State Department Briefing Paper
Whether United States Representatives on the Commissions on the Economic and Social Council Should Be Under Formal Instruction
The Council at its second session4 decided that commissions shall be made up of “one representative from each of … (12 to 18) … Members of the United Nations”.5 The Council turned down the suggestions of several of the nuclear Commissions that members of the commissions should serve in their individual capacities rather than as government representatives and therefore should not be instructed.6 There is no statement to the effect that members of the commissions shall be instructed. The United States consistently has taken the position that better work can be done if members of the commissions are individual experts without instructions.7 The question is, therefore: [Page 196] Should the United States Government, in the light of the Council’s decision, formally instruct representatives on the various commissions in spite of its earlier position.
“It is felt that the prestige of certain types of commissions will be enhanced if it is clear that they are to conduct their investigations impartially and without undue concern for the political views of particular Member states. Emphasis on the individual capacities of commission members should help to keep commissions to manageable size by reducing the necessity for widespread distribution among Member states. It should in many cases be easier to obtain the services of highly qualified experts and persons of outstanding prestige if they are appointed primarily on the basis of their personal qualifications” (IO Files, USGA/Ia/SH Com/15, January 19, 1946).
It is recommended that United States Members of the Commissions be provided with general instructions covering major issues. They should be given an opportunity to collaborate in the preparation of their instructions. In the Commission meetings the U.S. Members will of necessity speak for the Government of the United States, but they should be free to speak in the light of circumstances and their individual reactions, being guided, of course, generally by their instructions. They would, of course, rarely if ever announce that they were speaking as individuals. They should have the right, for tactical as well as other reasons, to seek special instructions.
The United States has based its attitude in the past mainly upon the arguments: 1) That the best men can be obtained for the job and they will do their best work only if they are free from all political interference and pressure and can think for themselves; 2) That the Commissions are necessarily small bodies which must nevertheless consider the interests of the entire world. Governmental representatives instructed to follow the interests of their own country cannot be expected to represent other countries; 3) The presence of the press at all meetings will limit instructed representatives to careful statements as a result of the fear of committing their governments.
On the other hand, it is clear that recommendations must so far as possible, be consistent with policies of governments if they are to be implemented. Members of the Commissions must be familiar with these policies and act on lines generally consistent with them if useful work is to be done.
Moreover, since many of the members will be specifically instructed and will speak with the full prestige of their governments, the United States Members will be at a great tactical disadvantage if they can argue only on the basis of their personal opinions.

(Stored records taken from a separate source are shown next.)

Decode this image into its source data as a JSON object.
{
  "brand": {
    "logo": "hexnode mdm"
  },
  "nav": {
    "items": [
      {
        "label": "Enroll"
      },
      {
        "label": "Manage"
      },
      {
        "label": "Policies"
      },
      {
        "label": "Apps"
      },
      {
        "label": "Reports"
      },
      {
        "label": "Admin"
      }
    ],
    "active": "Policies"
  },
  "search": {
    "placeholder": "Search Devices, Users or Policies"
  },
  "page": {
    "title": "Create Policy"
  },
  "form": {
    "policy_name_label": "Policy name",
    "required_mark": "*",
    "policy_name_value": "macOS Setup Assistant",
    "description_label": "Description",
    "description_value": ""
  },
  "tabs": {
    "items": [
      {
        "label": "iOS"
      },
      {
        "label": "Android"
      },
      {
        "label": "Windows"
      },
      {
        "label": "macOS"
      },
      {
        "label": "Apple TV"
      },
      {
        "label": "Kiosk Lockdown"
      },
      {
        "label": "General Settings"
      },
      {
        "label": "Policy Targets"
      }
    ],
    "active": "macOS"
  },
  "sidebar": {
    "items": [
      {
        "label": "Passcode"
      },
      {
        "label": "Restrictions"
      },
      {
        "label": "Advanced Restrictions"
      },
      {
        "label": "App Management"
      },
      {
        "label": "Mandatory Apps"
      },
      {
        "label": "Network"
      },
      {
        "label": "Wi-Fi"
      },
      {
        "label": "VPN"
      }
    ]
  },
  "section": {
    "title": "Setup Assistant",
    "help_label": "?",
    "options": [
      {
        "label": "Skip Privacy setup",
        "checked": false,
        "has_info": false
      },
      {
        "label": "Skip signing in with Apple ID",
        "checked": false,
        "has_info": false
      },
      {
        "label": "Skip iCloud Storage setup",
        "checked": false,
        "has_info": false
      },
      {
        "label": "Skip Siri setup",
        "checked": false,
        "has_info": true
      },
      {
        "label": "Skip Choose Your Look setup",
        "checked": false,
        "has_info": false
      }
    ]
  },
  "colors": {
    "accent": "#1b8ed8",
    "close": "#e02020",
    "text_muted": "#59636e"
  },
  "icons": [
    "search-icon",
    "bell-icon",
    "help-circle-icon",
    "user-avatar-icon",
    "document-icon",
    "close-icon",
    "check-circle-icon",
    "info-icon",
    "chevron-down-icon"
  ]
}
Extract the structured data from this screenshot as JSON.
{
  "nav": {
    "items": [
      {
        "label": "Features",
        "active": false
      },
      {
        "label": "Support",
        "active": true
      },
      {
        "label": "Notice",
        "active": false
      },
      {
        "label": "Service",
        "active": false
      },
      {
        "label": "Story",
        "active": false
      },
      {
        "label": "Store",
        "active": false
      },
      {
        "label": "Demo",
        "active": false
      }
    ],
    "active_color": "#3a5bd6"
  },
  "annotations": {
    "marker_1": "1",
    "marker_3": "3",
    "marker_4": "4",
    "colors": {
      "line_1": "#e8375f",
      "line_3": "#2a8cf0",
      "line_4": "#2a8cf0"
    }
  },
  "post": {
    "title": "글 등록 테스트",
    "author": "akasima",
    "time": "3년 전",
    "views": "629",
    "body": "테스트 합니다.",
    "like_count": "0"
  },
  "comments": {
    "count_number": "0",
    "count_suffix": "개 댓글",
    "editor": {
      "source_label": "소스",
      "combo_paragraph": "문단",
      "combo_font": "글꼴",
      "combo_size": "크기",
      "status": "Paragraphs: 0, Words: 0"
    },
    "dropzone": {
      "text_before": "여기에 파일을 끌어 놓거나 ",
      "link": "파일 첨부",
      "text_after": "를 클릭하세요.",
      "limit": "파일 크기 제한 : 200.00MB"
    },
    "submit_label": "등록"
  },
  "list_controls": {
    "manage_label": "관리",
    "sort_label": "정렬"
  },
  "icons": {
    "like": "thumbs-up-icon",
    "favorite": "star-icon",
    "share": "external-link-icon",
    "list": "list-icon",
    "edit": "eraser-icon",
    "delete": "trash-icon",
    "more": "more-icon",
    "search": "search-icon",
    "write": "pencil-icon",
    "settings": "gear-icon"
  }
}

Finally, it appears that the maximum of flexibility would be desirable. It is suggested that the recommendation outlined above gives this flexibility and, at the same time, answers the arguments on both sides so far as possible. It will, of course, be necessary for United States Members of the Commission to make it clear when they are speaking as individuals in order to prevent any misunderstanding from arising from the fact that they will be called “representatives”.
- May 25–June 21, 1946, at New York; the first or organizing session had been held at London from January 23 to February 18.↩
- At the London session the Economic and Social Council had established five commissions on a temporary basis pending final determination of the scope and composition of said commissions. These were described at the time as “nuclear” commissions and comprised the Commission on Human Rights (with a sub-commission on the status of women); the Economic and Employment Commission; the Temporary Social Commission; the Statistical Commission; and the Temporary Transport Commission; also established was the permanent Commission on Narcotic Drugs. At the second session in New York commencing May 25 the scope of the above-named temporary commissions was defined and their composition settled upon, thus establishing them on a permanent basis.↩
- In respect of the question of the composition of the commissions of the Economic and Social Council United States policy at the Preparatory Commission, the first part of the first session of the General Assembly at London, and the two sessions of the Council in January–February and May–June had been generally to favor a commission membership that would be appointed on the basis of technical ability and professional competence, that is a nonofficial membership, though not without any reference to the governments of the countries from which the individual experts would be elected (see IO Files, documents USGA/Ia/SH Com/15, dated January 15, 1946, section I.A.5, and US/E/4, dated May 5, 1946).↩
- In a working paper prepared for the use of the United States Delegation to the General Assembly at London this view was stated as follows:↩